Melanomas can develop anywhere on your body. They most often develop in areas that have had exposure to the sun, such as your back, legs, arms and face. Melanomas can also occur in areas that don’t receive much sun exposure, such as the soles of your feet, palms of your hands and fingernail beds.
Can you have melanoma and not know it?
How long can you have melanoma and not know it? It depends on the type of melanoma. For example, nodular melanoma grows rapidly over a matter of weeks, while a radial melanoma can slowly spread over the span of a decade. Like a cavity, a melanoma may grow for years before producing any significant symptoms.
How long does it take for melanoma to spread?
Melanoma can grow very quickly. It can become life-threatening in as little as six weeks and, if untreated, it can spread to other parts of the body. Melanoma can appear on skin not normally exposed to the sun. Nodular melanoma is a highly dangerous form of melanoma that looks different from common melanomas.
Where is melanoma most common?
Melanoma of the skin is the 19th most commonly occurring cancer in men and women.
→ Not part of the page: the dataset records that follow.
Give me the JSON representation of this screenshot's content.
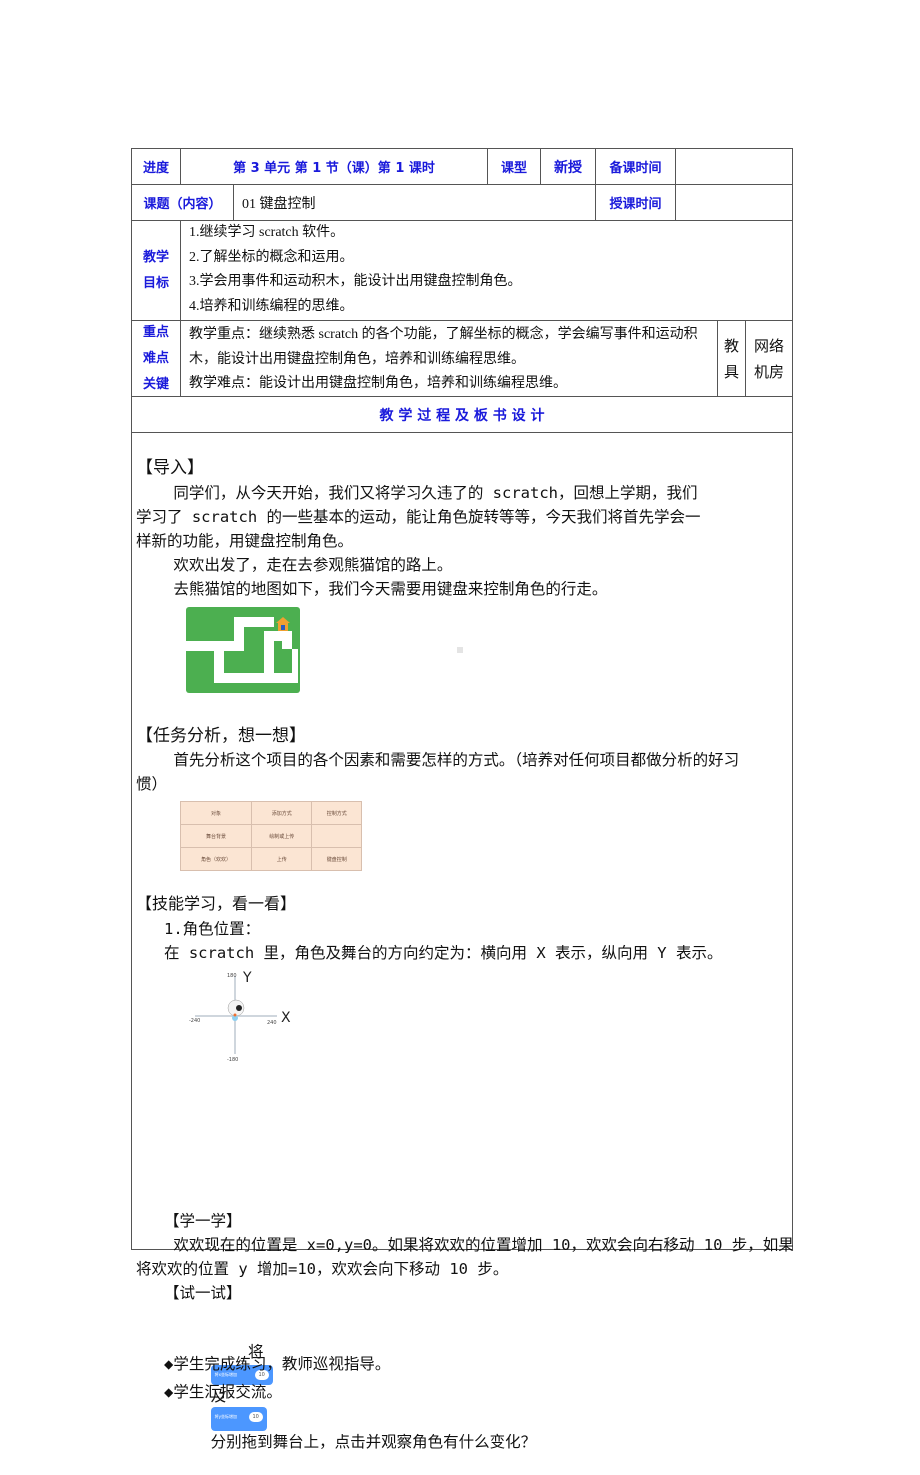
{
  "header": {
    "progress_label": "进度",
    "progress_value": "第 3 单元 第 1 节（课）第 1 课时",
    "type_label": "课型",
    "type_value": "新授",
    "prep_time_label": "备课时间",
    "prep_time_value": "",
    "topic_label": "课题（内容）",
    "topic_value": "01  键盘控制",
    "teach_time_label": "授课时间",
    "teach_time_value": ""
  },
  "goals": {
    "label_line1": "教学",
    "label_line2": "目标",
    "items": [
      "1.继续学习 scratch 软件。",
      "2.了解坐标的概念和运用。",
      "3.学会用事件和运动积木，能设计出用键盘控制角色。",
      "4.培养和训练编程的思维。"
    ]
  },
  "keypoints": {
    "label_line1": "重点",
    "label_line2": "难点",
    "label_line3": "关键",
    "focus": "教学重点：继续熟悉 scratch 的各个功能，了解坐标的概念，学会编写事件和运动积木，能设计出用键盘控制角色，培养和训练编程思维。",
    "difficulty": "教学难点：能设计出用键盘控制角色，培养和训练编程思维。",
    "tools_label_line1": "教",
    "tools_label_line2": "具",
    "tools_value_line1": "网络",
    "tools_value_line2": "机房"
  },
  "process_title": "教 学 过 程 及 板 书 设 计",
  "intro": {
    "heading": "【导入】",
    "p1_line1": "    同学们，从今天开始，我们又将学习久违了的 scratch，回想上学期，我们",
    "p1_line2": "学习了 scratch 的一些基本的运动，能让角色旋转等等，今天我们将首先学会一",
    "p1_line3": "样新的功能，用键盘控制角色。",
    "p2": "    欢欢出发了，走在去参观熊猫馆的路上。",
    "p3": "    去熊猫馆的地图如下，我们今天需要用键盘来控制角色的行走。",
    "map_image_alt": "熊猫馆迷宫地图"
  },
  "analysis": {
    "heading": "【任务分析，想一想】",
    "p1_line1": "    首先分析这个项目的各个因素和需要怎样的方式。（培养对任何项目都做分析的好习",
    "p1_line2": "惯）",
    "table": {
      "headers": [
        "对象",
        "添加方式",
        "控制方式"
      ],
      "rows": [
        [
          "舞台背景",
          "绘制或上传",
          ""
        ],
        [
          "角色（欢欢）",
          "上传",
          "键盘控制"
        ]
      ]
    }
  },
  "skills": {
    "heading": "【技能学习，看一看】",
    "item1": "   1.角色位置：",
    "p1": "   在 scratch 里，角色及舞台的方向约定为：横向用 X 表示，纵向用 Y 表示。",
    "axes": {
      "x_label": "X",
      "y_label": "Y",
      "x_min": "-240",
      "x_max": "240",
      "y_max": "180",
      "y_min": "-180"
    }
  },
  "learn": {
    "heading": "   【学一学】",
    "p1_line1": "    欢欢现在的位置是 x=0,y=0。如果将欢欢的位置增加 10，欢欢会向右移动 10 步，如果",
    "p1_line2": "将欢欢的位置 y 增加=10，欢欢会向下移动 10 步。"
  },
  "try": {
    "heading": "   【试一试】",
    "prefix": "    将",
    "middle": "及",
    "suffix": "分别拖到舞台上，点击并观察角色有什么变化？",
    "block1_label": "将x坐标增加",
    "block1_value": "10",
    "block2_label": "将y坐标增加",
    "block2_value": "10",
    "bullet1": "   ◆学生完成练习，教师巡视指导。",
    "bullet2": "   ◆学生汇报交流。"
  },
  "colors": {
    "label_blue": "#1a1adb",
    "border": "#555555",
    "maze_green": "#4caf50",
    "scratch_blue": "#4c97ff"
  }
}
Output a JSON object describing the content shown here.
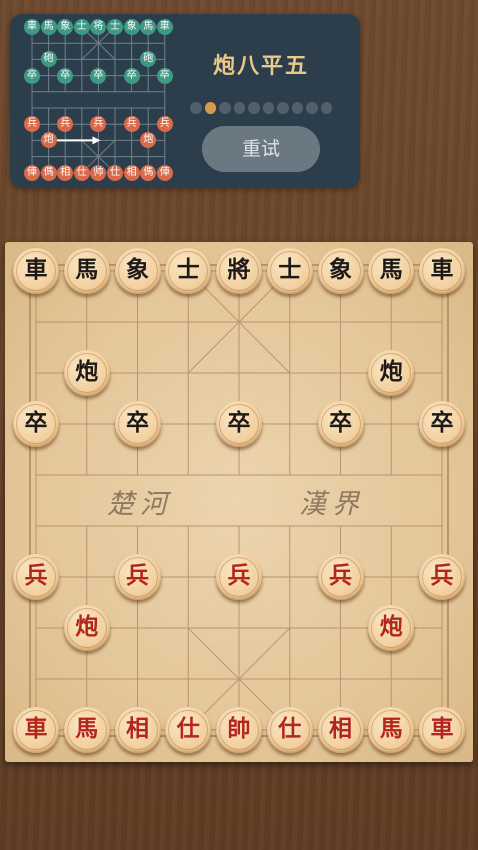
{
  "move_title": "炮八平五",
  "progress": {
    "total_steps": 10,
    "current_step": 2
  },
  "retry_label": "重试",
  "river": {
    "left": "楚河",
    "right": "漢界"
  },
  "colors": {
    "panel": "#2c3e4c",
    "accent": "#d59a4e",
    "red_piece_text": "#b3261e",
    "black_piece_text": "#1e1a17"
  },
  "mini_board": {
    "black_back_row": [
      "車",
      "馬",
      "象",
      "士",
      "将",
      "士",
      "象",
      "馬",
      "車"
    ],
    "black_cannons": [
      {
        "file": 1,
        "rank": 2,
        "label": "砲"
      },
      {
        "file": 7,
        "rank": 2,
        "label": "砲"
      }
    ],
    "black_soldiers": [
      {
        "file": 0,
        "label": "卒"
      },
      {
        "file": 2,
        "label": "卒"
      },
      {
        "file": 4,
        "label": "卒"
      },
      {
        "file": 6,
        "label": "卒"
      },
      {
        "file": 8,
        "label": "卒"
      }
    ],
    "red_soldiers": [
      {
        "file": 0,
        "label": "兵"
      },
      {
        "file": 2,
        "label": "兵"
      },
      {
        "file": 4,
        "label": "兵"
      },
      {
        "file": 6,
        "label": "兵"
      },
      {
        "file": 8,
        "label": "兵"
      }
    ],
    "red_cannons": [
      {
        "file": 1,
        "rank": 7,
        "label": "炮"
      },
      {
        "file": 7,
        "rank": 7,
        "label": "炮"
      }
    ],
    "red_back_row": [
      "俥",
      "傌",
      "相",
      "仕",
      "帅",
      "仕",
      "相",
      "傌",
      "俥"
    ],
    "hint_arrow": {
      "from_file": 1,
      "to_file": 4,
      "rank": 7
    }
  },
  "board": {
    "black_back_row": [
      "車",
      "馬",
      "象",
      "士",
      "將",
      "士",
      "象",
      "馬",
      "車"
    ],
    "black_cannons": [
      {
        "file": 1,
        "rank": 2,
        "label": "炮"
      },
      {
        "file": 7,
        "rank": 2,
        "label": "炮"
      }
    ],
    "black_soldiers": [
      {
        "file": 0,
        "label": "卒"
      },
      {
        "file": 2,
        "label": "卒"
      },
      {
        "file": 4,
        "label": "卒"
      },
      {
        "file": 6,
        "label": "卒"
      },
      {
        "file": 8,
        "label": "卒"
      }
    ],
    "red_soldiers": [
      {
        "file": 0,
        "label": "兵"
      },
      {
        "file": 2,
        "label": "兵"
      },
      {
        "file": 4,
        "label": "兵"
      },
      {
        "file": 6,
        "label": "兵"
      },
      {
        "file": 8,
        "label": "兵"
      }
    ],
    "red_cannons": [
      {
        "file": 1,
        "rank": 7,
        "label": "炮"
      },
      {
        "file": 7,
        "rank": 7,
        "label": "炮"
      }
    ],
    "red_back_row": [
      "車",
      "馬",
      "相",
      "仕",
      "帥",
      "仕",
      "相",
      "馬",
      "車"
    ]
  }
}
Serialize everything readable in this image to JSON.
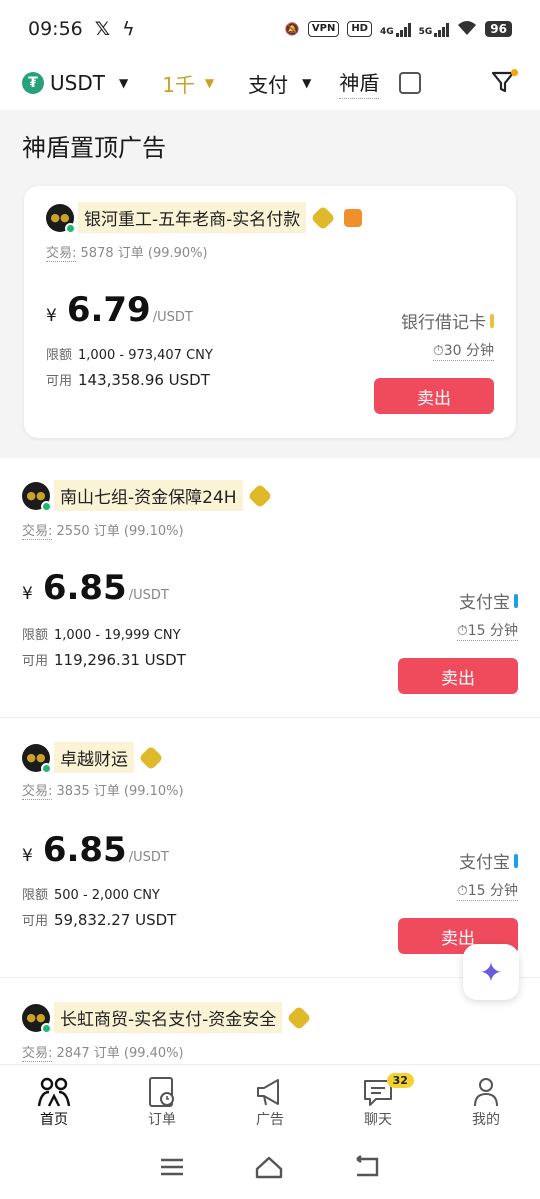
{
  "status_bar": {
    "time": "09:56",
    "vpn": "VPN",
    "hd": "HD",
    "net1": "4G",
    "net2": "5G",
    "battery": "96"
  },
  "filter_bar": {
    "currency": "USDT",
    "amount": "1千",
    "payment": "支付",
    "shield_label": "神盾"
  },
  "pinned": {
    "title": "神盾置顶广告",
    "card": {
      "merchant": "银河重工-五年老商-实名付款",
      "trade_label": "交易:",
      "trade_stats": "5878 订单 (99.90%)",
      "yen": "¥",
      "price": "6.79",
      "unit": "/USDT",
      "limit_label": "限额",
      "limit_value": "1,000 - 973,407 CNY",
      "avail_label": "可用",
      "avail_value": "143,358.96 USDT",
      "pay_method": "银行借记卡",
      "pay_color": "#e7c33b",
      "time": "30 分钟",
      "sell": "卖出"
    }
  },
  "ads": [
    {
      "merchant": "南山七组-资金保障24H",
      "trade_label": "交易:",
      "trade_stats": "2550 订单 (99.10%)",
      "yen": "¥",
      "price": "6.85",
      "unit": "/USDT",
      "limit_label": "限额",
      "limit_value": "1,000 - 19,999 CNY",
      "avail_label": "可用",
      "avail_value": "119,296.31 USDT",
      "pay_method": "支付宝",
      "pay_color": "#1aa0e6",
      "time": "15 分钟",
      "sell": "卖出"
    },
    {
      "merchant": "卓越财运",
      "trade_label": "交易:",
      "trade_stats": "3835 订单 (99.10%)",
      "yen": "¥",
      "price": "6.85",
      "unit": "/USDT",
      "limit_label": "限额",
      "limit_value": "500 - 2,000 CNY",
      "avail_label": "可用",
      "avail_value": "59,832.27 USDT",
      "pay_method": "支付宝",
      "pay_color": "#1aa0e6",
      "time": "15 分钟",
      "sell": "卖出"
    },
    {
      "merchant": "长虹商贸-实名支付-资金安全",
      "trade_label": "交易:",
      "trade_stats": "2847 订单 (99.40%)"
    }
  ],
  "bottom_nav": [
    {
      "label": "首页"
    },
    {
      "label": "订单"
    },
    {
      "label": "广告"
    },
    {
      "label": "聊天",
      "badge": "32"
    },
    {
      "label": "我的"
    }
  ],
  "colors": {
    "sell": "#ef4b5d",
    "online": "#1fb873",
    "accent": "#c9a227"
  }
}
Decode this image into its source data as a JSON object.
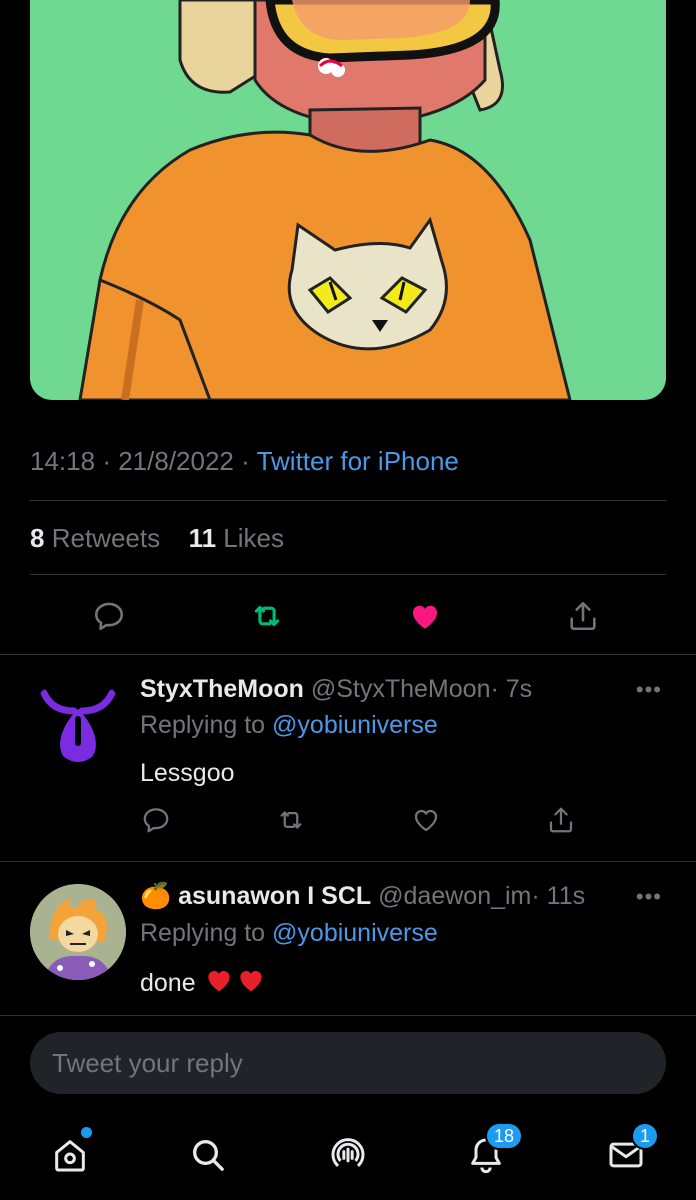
{
  "tweet": {
    "time": "14:18",
    "sep1": "·",
    "date": "21/8/2022",
    "sep2": "·",
    "source": "Twitter for iPhone",
    "retweets_count": "8",
    "retweets_label": "Retweets",
    "likes_count": "11",
    "likes_label": "Likes",
    "liked": true,
    "retweeted": true
  },
  "replies": [
    {
      "name": "StyxTheMoon",
      "handle": "@StyxTheMoon",
      "time": "· 7s",
      "replying_prefix": "Replying to",
      "replying_to": "@yobiuniverse",
      "text": "Lessgoo",
      "more": "•••"
    },
    {
      "name_emoji": "🍊",
      "name": "asunawon I SCL",
      "handle": "@daewon_im",
      "time": "· 11s",
      "replying_prefix": "Replying to",
      "replying_to": "@yobiuniverse",
      "text": "done",
      "more": "•••"
    }
  ],
  "composer": {
    "placeholder": "Tweet your reply"
  },
  "tabbar": {
    "notifications_badge": "18",
    "messages_badge": "1"
  },
  "colors": {
    "accent": "#1d9bf0",
    "link": "#4a99e9",
    "like": "#f91880",
    "retweet": "#00ba7c",
    "muted": "#71767b",
    "art_bg": "#6fd891"
  },
  "icons": {
    "reply": "reply-icon",
    "retweet": "retweet-icon",
    "like": "heart-icon",
    "share": "share-icon",
    "home": "home-icon",
    "search": "search-icon",
    "spaces": "spaces-icon",
    "notifications": "bell-icon",
    "messages": "mail-icon"
  }
}
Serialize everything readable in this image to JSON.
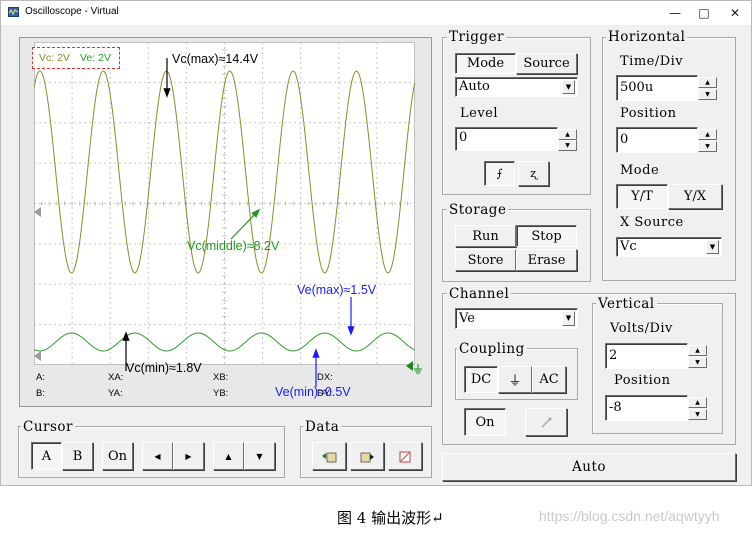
{
  "window": {
    "title": "Oscilloscope - Virtual",
    "minimize": "—",
    "maximize": "□",
    "close": "✕"
  },
  "scope": {
    "channel_tags": {
      "vc": "Vc: 2V",
      "ve": "Ve: 2V"
    },
    "annotations": {
      "vc_max": "Vc(max)≈14.4V",
      "vc_middle": "Vc(middle)≈8.2V",
      "vc_min": "Vc(min)≈1.8V",
      "ve_max": "Ve(max)≈1.5V",
      "ve_min": "Ve(min)≈0.5V"
    },
    "measurements": {
      "a": "A:",
      "b": "B:",
      "xa": "XA:",
      "ya": "YA:",
      "xb": "XB:",
      "yb": "YB:",
      "dx": "DX:",
      "dy": "DY:"
    },
    "colors": {
      "vc": "#8b8b2e",
      "ve": "#2e9b2e",
      "annot_black": "#000000",
      "annot_green": "#1f9b1f",
      "annot_blue": "#1a1aff",
      "tag_box": "#e03030"
    }
  },
  "trigger": {
    "title": "Trigger",
    "mode": "Mode",
    "source": "Source",
    "select_value": "Auto",
    "level_label": "Level",
    "level_value": "0",
    "rising_icon": "rising-edge-icon",
    "falling_icon": "falling-edge-icon"
  },
  "horizontal": {
    "title": "Horizontal",
    "time_label": "Time/Div",
    "time_value": "500u",
    "position_label": "Position",
    "position_value": "0",
    "mode_label": "Mode",
    "yt": "Y/T",
    "yx": "Y/X",
    "xsource_label": "X Source",
    "xsource_value": "Vc"
  },
  "storage": {
    "title": "Storage",
    "run": "Run",
    "stop": "Stop",
    "store": "Store",
    "erase": "Erase"
  },
  "channel": {
    "title": "Channel",
    "select_value": "Ve",
    "coupling_label": "Coupling",
    "dc": "DC",
    "gnd": "⏚",
    "ac": "AC",
    "on": "On"
  },
  "vertical": {
    "title": "Vertical",
    "volts_label": "Volts/Div",
    "volts_value": "2",
    "position_label": "Position",
    "position_value": "-8"
  },
  "cursor": {
    "title": "Cursor",
    "a": "A",
    "b": "B",
    "on": "On"
  },
  "data": {
    "title": "Data"
  },
  "auto": "Auto",
  "caption": "图 4  输出波形↵",
  "watermark": "https://blog.csdn.net/aqwtyyh"
}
There were nearly 300,000 new cases in 2018….Skin cancer rates: both sexes.RankCountryAge-standardised rate per 100,0001Australia33.62New Zealand33.33Norway29.64Denmark27.616 more rows
Can Melanoma go away on its own?
Melanoma can go away on its own. Melanoma on the skin can spontaneously regress, or begin to, without any treatment. That’s because the body’s immune system is able launch an assault on the disease that’s strong enough to spur its retreat.
Is Melanoma hard or soft?
Also, when melanoma develops in an existing mole, the texture of the mole may change and become hard or lumpy. The skin lesion may feel different and may itch, ooze, or bleed, but a melanoma skin lesion usually does not cause pain.